Date:  02-04-2020

The Drug Policy Alliance reveals 45 states have proposed legislation to increase penalties for fentanyl while 39 states D.C. have passed or enacted such legislation
From Drug Policy Alliance:

Executive Summary

The U.S. is in the throes of a deadly overdose crisis that claimed almost 70,000 lives in 2018. Of those, around 30,000 deaths involved synthetic opioids like fentanyl.1,a Policymakers have responded to the overdose crisis with a rhetorical emphasis on “treatment instead of incarceration,” leading journalists to comment that we are in the midst of a “gentler war on drugs.”2 However, despite a change in discourse, draconian policies have persisted and in many cases been expanded. This is exemplified by many lawmakers’ reaction to fentanyl and other analog drugs, both on the state and federal level.

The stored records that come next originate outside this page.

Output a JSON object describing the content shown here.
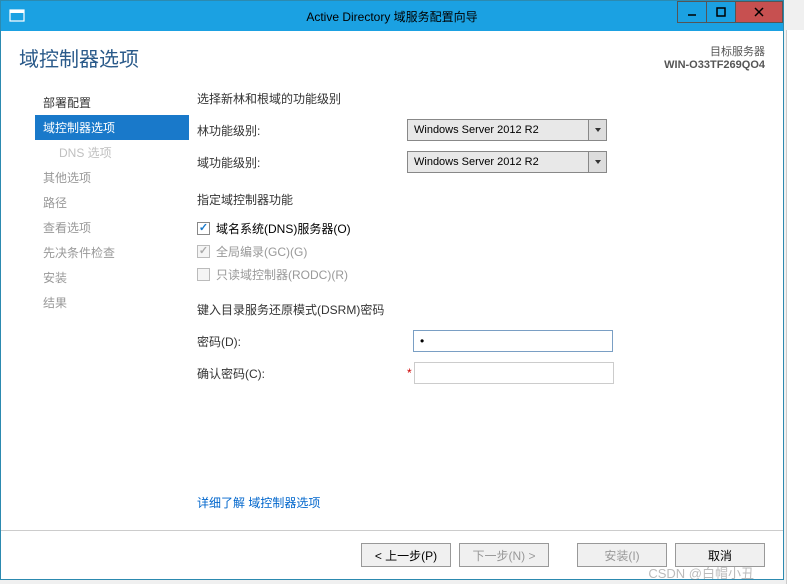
{
  "titlebar": {
    "title": "Active Directory 域服务配置向导"
  },
  "header": {
    "page_title": "域控制器选项",
    "server_label": "目标服务器",
    "server_name": "WIN-O33TF269QO4"
  },
  "sidebar": {
    "items": [
      {
        "label": "部署配置",
        "state": "completed"
      },
      {
        "label": "域控制器选项",
        "state": "active"
      },
      {
        "label": "DNS 选项",
        "state": "sub"
      },
      {
        "label": "其他选项",
        "state": "disabled"
      },
      {
        "label": "路径",
        "state": "disabled"
      },
      {
        "label": "查看选项",
        "state": "disabled"
      },
      {
        "label": "先决条件检查",
        "state": "disabled"
      },
      {
        "label": "安装",
        "state": "disabled"
      },
      {
        "label": "结果",
        "state": "disabled"
      }
    ]
  },
  "form": {
    "section1_title": "选择新林和根域的功能级别",
    "forest_level_label": "林功能级别:",
    "forest_level_value": "Windows Server 2012 R2",
    "domain_level_label": "域功能级别:",
    "domain_level_value": "Windows Server 2012 R2",
    "section2_title": "指定域控制器功能",
    "dns_checkbox": "域名系统(DNS)服务器(O)",
    "gc_checkbox": "全局编录(GC)(G)",
    "rodc_checkbox": "只读域控制器(RODC)(R)",
    "section3_title": "键入目录服务还原模式(DSRM)密码",
    "password_label": "密码(D):",
    "password_value": "•",
    "confirm_label": "确认密码(C):",
    "link_text": "详细了解 域控制器选项"
  },
  "footer": {
    "prev": "< 上一步(P)",
    "next": "下一步(N) >",
    "install": "安装(I)",
    "cancel": "取消"
  },
  "watermark": "CSDN @白帽小丑"
}
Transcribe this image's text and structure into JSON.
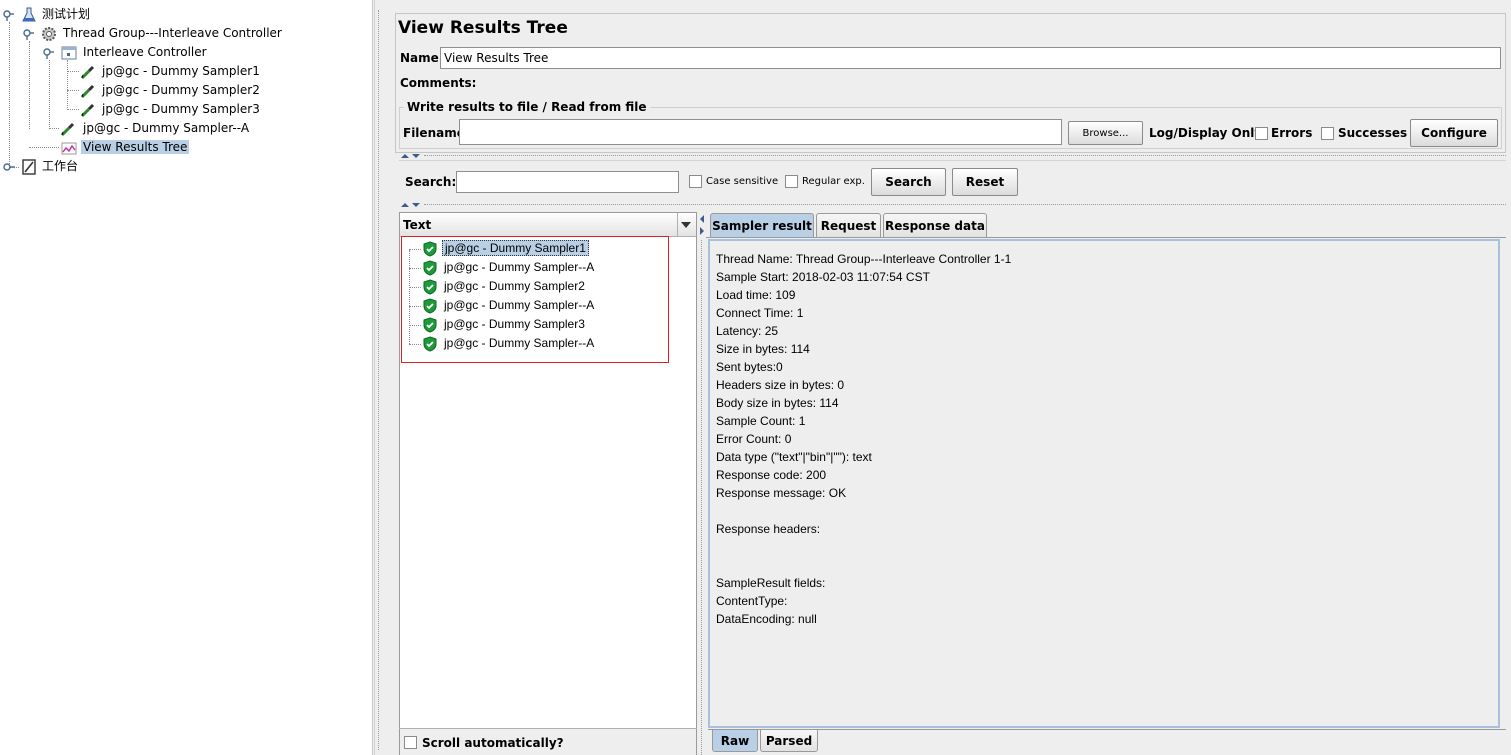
{
  "tree": {
    "root": "测试计划",
    "thread_group": "Thread Group---Interleave Controller",
    "interleave_controller": "Interleave Controller",
    "sampler1": "jp@gc - Dummy Sampler1",
    "sampler2": "jp@gc - Dummy Sampler2",
    "sampler3": "jp@gc - Dummy Sampler3",
    "sampler_a": "jp@gc - Dummy Sampler--A",
    "view_results_tree": "View Results Tree",
    "workbench": "工作台"
  },
  "panel": {
    "title": "View Results Tree",
    "name_label": "Name:",
    "name_value": "View Results Tree",
    "comments_label": "Comments:",
    "file_group_title": "Write results to file / Read from file",
    "filename_label": "Filename",
    "filename_value": "",
    "browse_label": "Browse...",
    "log_display_label": "Log/Display Only:",
    "errors_label": "Errors",
    "successes_label": "Successes",
    "configure_label": "Configure"
  },
  "search": {
    "label": "Search:",
    "value": "",
    "case_sensitive_label": "Case sensitive",
    "regular_exp_label": "Regular exp.",
    "search_button": "Search",
    "reset_button": "Reset"
  },
  "results": {
    "renderer_selected": "Text",
    "items": [
      "jp@gc - Dummy Sampler1",
      "jp@gc - Dummy Sampler--A",
      "jp@gc - Dummy Sampler2",
      "jp@gc - Dummy Sampler--A",
      "jp@gc - Dummy Sampler3",
      "jp@gc - Dummy Sampler--A"
    ],
    "scroll_auto_label": "Scroll automatically?"
  },
  "tabs": {
    "sampler_result": "Sampler result",
    "request": "Request",
    "response_data": "Response data"
  },
  "sampler_result": {
    "lines": [
      "Thread Name: Thread Group---Interleave Controller 1-1",
      "Sample Start: 2018-02-03 11:07:54 CST",
      "Load time: 109",
      "Connect Time: 1",
      "Latency: 25",
      "Size in bytes: 114",
      "Sent bytes:0",
      "Headers size in bytes: 0",
      "Body size in bytes: 114",
      "Sample Count: 1",
      "Error Count: 0",
      "Data type (\"text\"|\"bin\"|\"\"): text",
      "Response code: 200",
      "Response message: OK",
      "",
      "Response headers:",
      "",
      "",
      "SampleResult fields:",
      "ContentType:",
      "DataEncoding: null"
    ]
  },
  "bottom_tabs": {
    "raw": "Raw",
    "parsed": "Parsed"
  },
  "colors": {
    "selection": "#b8cfe5",
    "highlight_box": "#e02020",
    "success_green": "#1d9a3a"
  }
}
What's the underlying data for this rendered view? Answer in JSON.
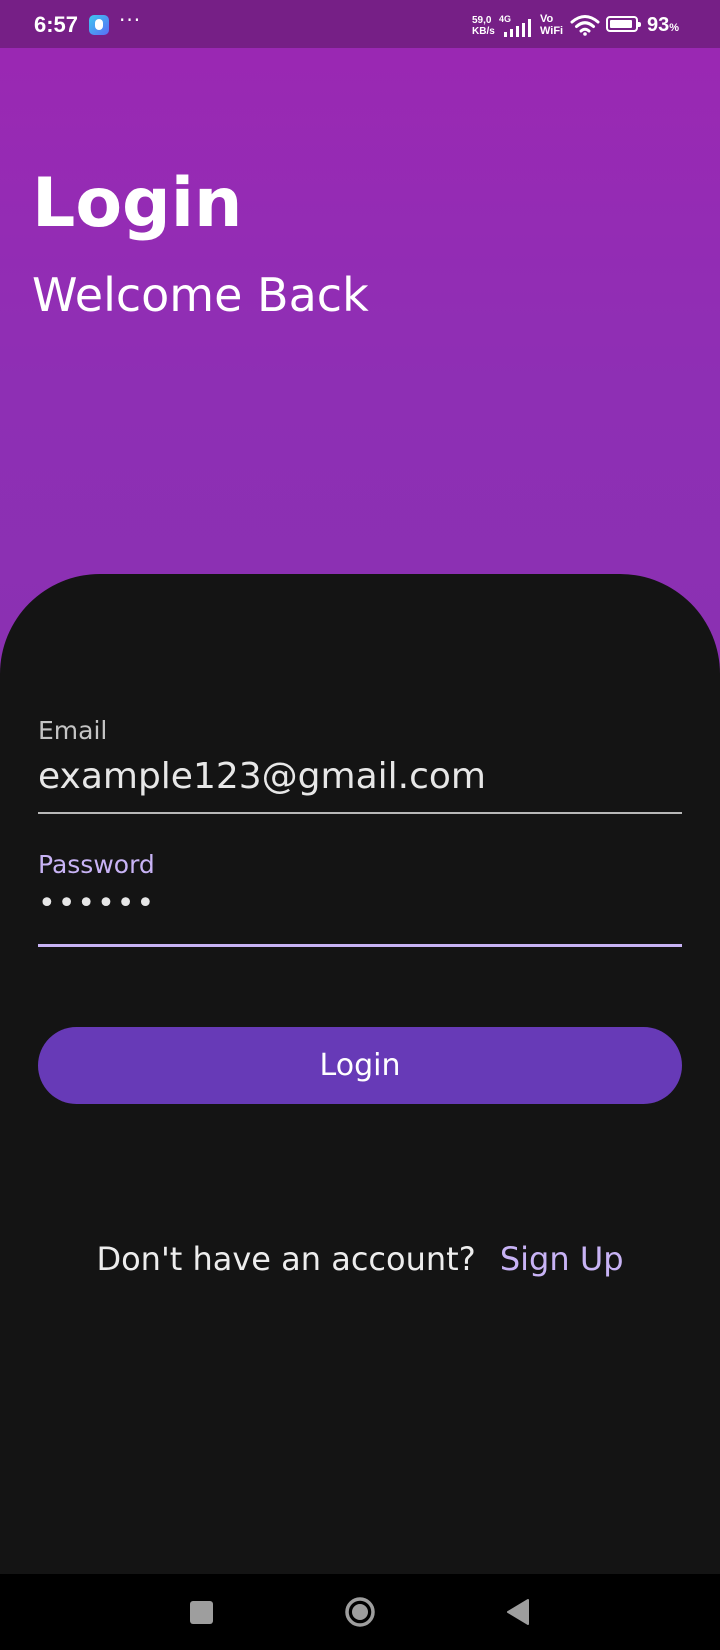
{
  "status_bar": {
    "time": "6:57",
    "dots": "···",
    "net_speed_value": "59,0",
    "net_speed_unit": "KB/s",
    "net_type": "4G",
    "vowifi_top": "Vo",
    "vowifi_bottom": "WiFi",
    "battery_percent": "93",
    "battery_unit": "%",
    "battery_level": 0.93
  },
  "header": {
    "title": "Login",
    "subtitle": "Welcome Back"
  },
  "form": {
    "email": {
      "label": "Email",
      "value": "example123@gmail.com"
    },
    "password": {
      "label": "Password",
      "masked_value": "••••••"
    },
    "login_button_label": "Login"
  },
  "signup": {
    "prompt": "Don't have an account?",
    "link_label": "Sign Up"
  },
  "colors": {
    "header_gradient_top": "#9c27b3",
    "header_gradient_bottom": "#8a30b2",
    "status_bar": "#761f86",
    "card_background": "#141414",
    "accent": "#673ab7",
    "accent_light": "#c8b3f5"
  },
  "icons": {
    "signal": "signal-icon",
    "wifi": "wifi-icon",
    "battery": "battery-icon",
    "nav_recent": "square-icon",
    "nav_home": "circle-icon",
    "nav_back": "triangle-back-icon"
  }
}
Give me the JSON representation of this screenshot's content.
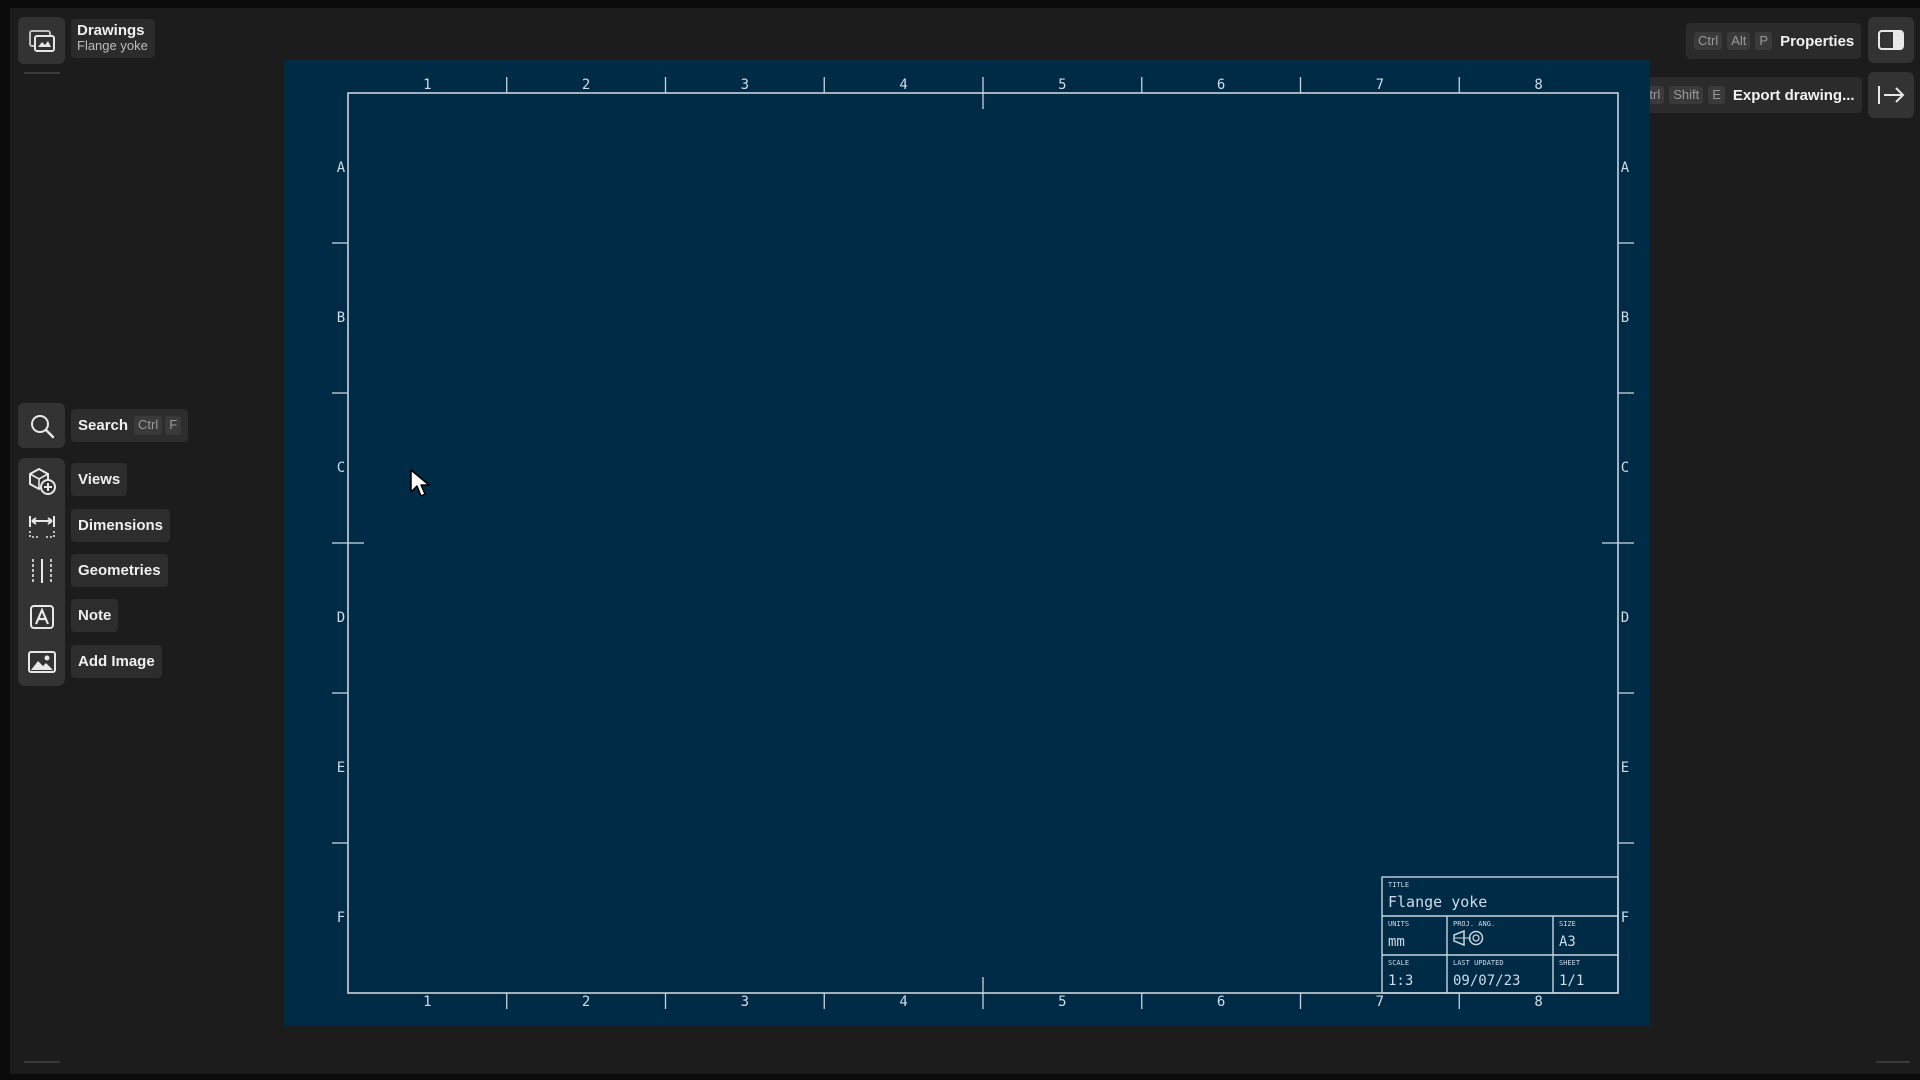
{
  "header": {
    "title": "Drawings",
    "subtitle": "Flange yoke",
    "icon": "drawings-icon"
  },
  "toolbar": {
    "search": {
      "label": "Search",
      "shortcut": [
        "Ctrl",
        "F"
      ],
      "icon": "search-icon"
    },
    "items": [
      {
        "id": "views",
        "label": "Views",
        "icon": "views-add-icon"
      },
      {
        "id": "dimensions",
        "label": "Dimensions",
        "icon": "dimension-icon"
      },
      {
        "id": "geometries",
        "label": "Geometries",
        "icon": "geometry-icon"
      },
      {
        "id": "note",
        "label": "Note",
        "icon": "note-icon"
      },
      {
        "id": "add-image",
        "label": "Add Image",
        "icon": "image-icon"
      }
    ]
  },
  "actions": {
    "properties": {
      "label": "Properties",
      "shortcut": [
        "Ctrl",
        "Alt",
        "P"
      ],
      "icon": "panel-toggle-icon"
    },
    "export": {
      "label": "Export drawing...",
      "shortcut": [
        "Ctrl",
        "Shift",
        "E"
      ],
      "icon": "export-arrow-icon"
    }
  },
  "sheet": {
    "column_labels": [
      "1",
      "2",
      "3",
      "4",
      "5",
      "6",
      "7",
      "8"
    ],
    "row_labels": [
      "A",
      "B",
      "C",
      "D",
      "E",
      "F"
    ],
    "colors": {
      "sheet_background": "#002b47",
      "frame_line": "#c8d4de",
      "text": "#cfdbe6"
    },
    "title_block": {
      "title_caption": "TITLE",
      "title": "Flange yoke",
      "units_caption": "UNITS",
      "units": "mm",
      "projection_caption": "PROJ. ANG.",
      "size_caption": "SIZE",
      "size": "A3",
      "scale_caption": "SCALE",
      "scale": "1:3",
      "updated_caption": "LAST UPDATED",
      "updated": "09/07/23",
      "sheet_caption": "SHEET",
      "sheet": "1/1"
    }
  }
}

Since 2011, 45 states have proposed legislation to increase penalties for fentanyl while 39 states and Washington DC have passed or enacted such legislation.3 At this moment, some members of Congress are working to codify harsher penalties by placing fentanyl analogs permanently into Schedule 1 in both the Senate and the House with proposed legislation like the Stopping Overdoses of Fentanyl Analogues Act of 2019 (SOFA) and the FIGHT Act.4 In his annual State of the State 2020 address this month, New York’s Governor Cuomo proposed banning fentanyl analogs and expanding access to medication assisted treatment in the very same sentence.5 Legislators have dusted off the drug war playbook and proposed a variety of new punitive measures including new mandatory minimum sentences, homicide charges, involuntary commitment, expanded powers for prosecutors and more. These efforts repeat the mistakes that epitomize the failed war on drugs, while undermining efforts to reform our criminal justice system and pursue a public health approach to drug use. Indeed, such proposals risk compounding the overdose crisis. Continue reading the full report here.